By Margie Wuebker
Theirs is a love story that began with a box of homemade cookies and an accompanying letter sent from Mercer County to war-torn Iraq.
Tracy Wietholter of Maria Stein remembers the day she saw the name -- Pfc. Bill Stachler -- on her mother's refrigerator. At the time he was just another area serviceman stationed in a faraway land who her mother was writing to.
"My brother Ben spent a year over there," the 29-year-old woman says. "I know how much care packages and letters from home mean."
Her mother said Stachler was the relative of a co-worker and she thought he was 19. Wietholter later discovered the U.S. Army infantryman was a 32-year-old Burkettsville man whose home was less than 10 minutes from her workplace, Schlarman's Health Center in Wendelin.
Wietholter added the name to her list of local servicemen to whom she sent care packages, and he received his first box of homemade cookies along with a cheerful note in May. "I bake cookies every week for care packages," she says. "I have no ulterior motive. Baking cookies is the least I can do for guys putting their lives on the line day after day. I want them to know how much I appreciate what they are doing."
Although care packages go out regularly, the one to Stachler yielded her first reply.
"I thought getting a box of cookies from a girl I didn't know was pretty cool," he says with a chuckle. "I always try to respond to each letter and care package I receive."
Admitting he is someone who likes to joke around, Stachler added a line that is now strangely prophetic -- "If your cooking is as good as your cookies, I'm coming home to marry you."
Wietholter laughs recalling that letter. A lot of guys in her brother's unit had uttered marriage proposals while munching on cookies. The latest comment was just another line, and she was not in the market for a husband.
The two continued to correspond, although the letters were no different than the seven or eight others she mailed each month.
Then in early September Stachler came home from Iraq for 15 days of rest and relaxation. He placed a call to the health center and learned Wietholter would be working until 5:30 p.m.
The bell rang as a customer entered the front door of the business that afternoon. She looked up to find a man in military uniform standing at the counter with flowers in hand.
"I wanted to do something nice to show my appreciation for all the cookies she made," Stachler says. "I asked her out to dinner but she refused, telling me I should spend the time at home with family."
The soldier, who admits to being a persistent fellow, called the next day and asked her to accompany him to a wedding reception. She agreed to go somewhat reluctantly.
"We clicked," Wietholter says. "There is simply no other way to describe it."
Following the reception, the couple went to her Maria Stein apartment and talked for hours. They dated during the ensuing days, and he kissed her goodbye before heading back to Iraq.
"Thank heavens for modern technology," Wietholter says. "We talked on the phone and e-mailed back and forth on a daily basis. I knew in my heart that he was the one."
Stachler also did a lot of serious thinking about the woman "whose smile brightens an entire room," pointing out that being serious has never been his forte.

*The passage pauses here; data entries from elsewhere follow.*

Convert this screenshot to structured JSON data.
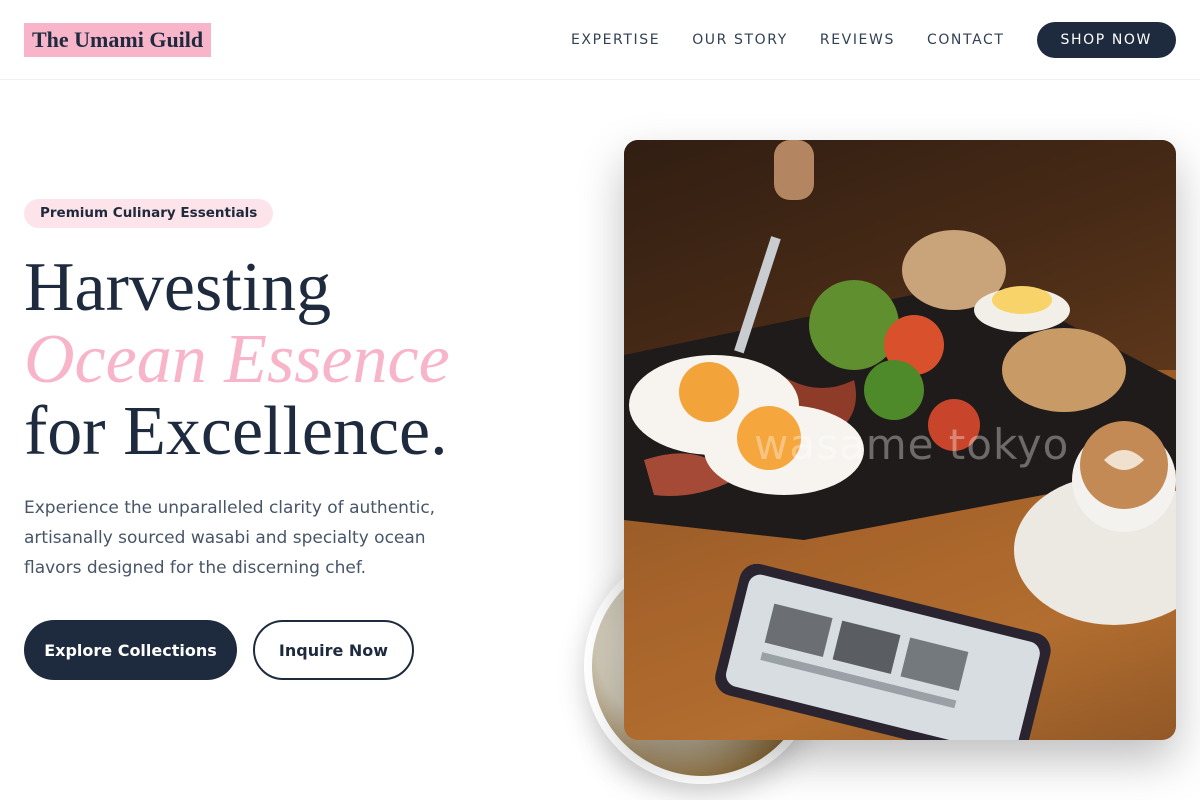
{
  "header": {
    "logo": "The Umami Guild",
    "nav": [
      "EXPERTISE",
      "OUR STORY",
      "REVIEWS",
      "CONTACT"
    ],
    "cta": "SHOP NOW"
  },
  "hero": {
    "badge": "Premium Culinary Essentials",
    "headline_line1": "Harvesting",
    "headline_line2": "Ocean Essence",
    "headline_line3": "for Excellence.",
    "description": "Experience the unparalleled clarity of authentic, artisanally sourced wasabi and specialty ocean flavors designed for the discerning chef.",
    "primary_button": "Explore Collections",
    "secondary_button": "Inquire Now",
    "image_watermark": "wasame tokyo"
  },
  "colors": {
    "navy": "#1e2a3e",
    "pink_accent": "#f8b4c8",
    "badge_bg": "#fde4ea"
  }
}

When the Iraqi tour of duty ended in November, Wietholter and his mother (Phyllis Stachler) flew to Fort Lewis, Wash., to welcome him home. The gesture left no doubt in his mind that the future included a marriage proposal.
The moment came Dec. 22 -- six days before his return to Fort Lewis after holiday leave.
"I hung the engagement ring on the Christmas tree," he says. "Then she came back into the room and told me we were going to wait (to open gifts). I had to get the ring back off the tree and into my pocket without her seeing."
Stachler says this went on a couple of times, but his persistence won out in the end.
Wietholter opened the first gift and found an angel for her Christmas tree. He suggested she hang it on the tree, and there she saw a ring sparkling in the glow of the holiday lights.
The couple plan to marry in June or July during his summer leave. Another deployment is likely, but Stachler holds little stock in rumors until word comes to pack up and head out to foreign shores. Until then, he will continue serving as lead vehicle commander in his platoon at Fort Lewis.
"I am always happy and I firmly believe happiness comes from within," she says. "I have found someone to share my happiness with."
Stachler cannot comprehend a future without his favorite cookie baker and soulmate.
"I had to go all the way to Iraq to meet this wonderful person who lives and works not far from where I grew up," he says. "I went out with her once and it felt so right. This is the stuff of which fairy tales are made. Now it's up to us to live happily ever after."